WASHINGTON, D.C., November 4, 2014 – On Tuesday, in an interview with TV One, First Lady Michelle Obama said that African-Americans should vote straight Democratic party ticket regardless of who was on the ballot or what stances the candidate held. The interview took place on the network’s “NewOne Now” program with host Roland Martin.
The First Lady stated, “That’s my message to voters. This isn’t about Barack. It’s not about the person on that ballot. It’s about you, and for most of the people we are talking to a Democratic ticket is the clear ticket that we should be voting on regardless of who said what or did this. That shouldn’t even come into the equation.”

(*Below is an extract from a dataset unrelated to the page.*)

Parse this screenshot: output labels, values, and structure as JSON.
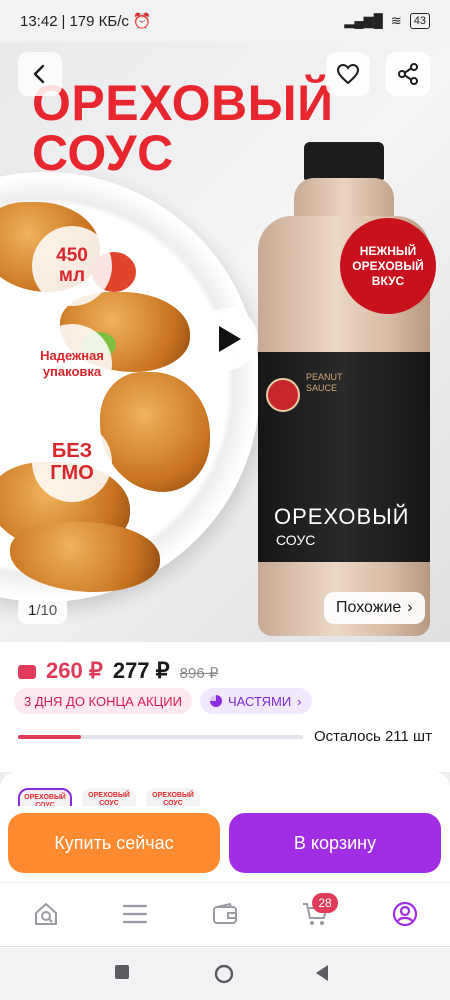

The Democratic party is facing a most-likely defeat in the Senate this election cycle, and has focused heavily on mobilizing African-American voters for Tuesday’s election in a Hail Mary attempt to maintain control of Congress.
Obama went on to state, “Voting is critical no matter who’s on the ballot. And that’s one of the things we have to continuously work on in our communities of new voters, folks who maybe voted for the first time because they voted for Barack Obama, young people who voted for the first time because they were inspired by this president.”
The statements by Obama on the cable channel program, geared towards attracting an African-American demographic, embody claims levied by multiple members of the Republican party against Democrats in recent weeks, accusing the democratic party of playing the race card leading up to the 2014 midterm elections.
Democratic candidates in the south have reportedly gone as far as using images of Trayvon Martin and Michael Brown in recent campaign ads to invoke memories of Jim Crow-era segregation and play up fears of intimidation, repression and inequality in an effort to blame these issues on the Republican party.
According to a recent article by The New York Times, Democrats across the country, and especially those locked in tight Senate races throughout the south, have heavily relied on racially charged campaign messages to mobilize their base and increase favorability with potential minority voters.
Republicans have frequently accused Democrats of being unable to run on their own merit and party platforms this election cycle; and have repeatedly pointed out the tendency of Democratic candidates to rely on racially charged, unjust fear-mongering tactics in their campaigns.